As you look around today and see things that need to be done and people who need you, take a look in the mirror. But don’t look away until you genuinely see yourself. For, when you see yourself, you are uniquely equipped to truly see others.

Hey, Buddy!

“Hey, Buddy!  How have you been?”

The voice seemed to float out of thin air.  It bore the tone of familiarity – the sweet pitch of a friend found.

Looking up from my menu, I was surprised to discover that the greeting was meant for me.  Crouched next to my table was a young woman of maybe 19 or 20.  From her blouse, her apron, and her note pad, I realized that she was my waitress.

“So, Buddy, what will it be today?  Can I get you something to drink?”

“A glass of water, please.  And a grilled chicken salad.”

“In a hurry today, Buddy?”

“Just a long day on the road with another 3 hours before I’m home.”

“Don’t worry.  I’ll get you fed and on your way.”

As she walked toward the kitchen, I wondered, “Have I met this woman before?”

In a few moments she was back with my water.  “So, Buddy.  Are you glad to be going home?”

I nodded.  She smiled and headed to the table on my left to clear some dishes.  I noticed the people at the next table watching me.

Self-consciously, I began what I hoped was a less than obvious inventory of my person.  I ran my right hand lightly over my hair – most appeared to be in place.  I rolled my tongue around my front teeth – nothing apparently protruding.  A quick glance down showed all buttons buttoned and all zippers zipped.

About that time, my waitress, “Sabrina” her nametag said, reappeared with my food.

“Here, Buddy.  I know you’re in a rush, but do me a favor and enjoy this.”

My neighbors were watching again.  Sabrina slid the plate my way, unrolled my silverware and handed me my napkin.  “I’ll be back to check on you in a minute.”

I ate my salad in silence.  When she returned with my check I had to ask, “Have we met before?”

“I don’t think so, Buddy.  Why?”

“Because you call me ‘Buddy’ like that’s my name and like I’m somebody you know.  And I haven’t heard you call anyone else ‘Buddy.’”

The neighbors were leaning our direction, waiting for her reply.

“I call you ‘Buddy’ because you’re alone.

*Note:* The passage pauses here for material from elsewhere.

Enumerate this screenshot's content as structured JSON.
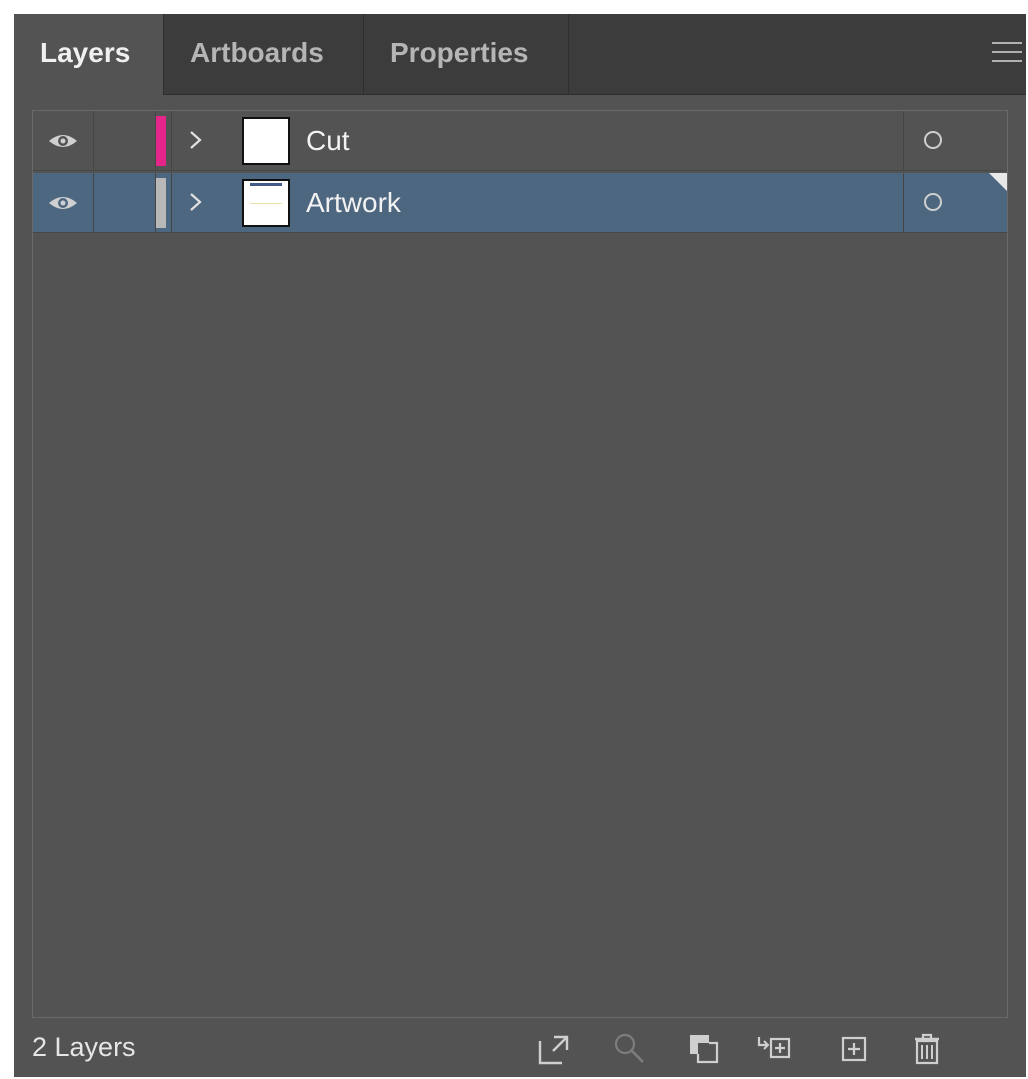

People shouldn’t have to eat alone.  I’m all you’ve got today.  Everyone else in my area has a friend.”

She was right.  I was the only customer in her area dining solo.  My neighbors were nodding.  They turned back to their lunches, satisfied.

“Thank you,” I said quietly.

“You’re welcome, Buddy.  Take care.”

“You, too, Sabrina.”

As I headed down the highway, I thought back on this unusual, but pleasant, meal.

An hour later, I stopped to buy gas at one of those throwbacks in time – a service station where you can’t pay at the pumps.  As I entered the door, the attendant looked up from his sack lunch.  He was dining alone.

As I slid him my credit card, I gently spoke, “Hey, Buddy!  How have you been?”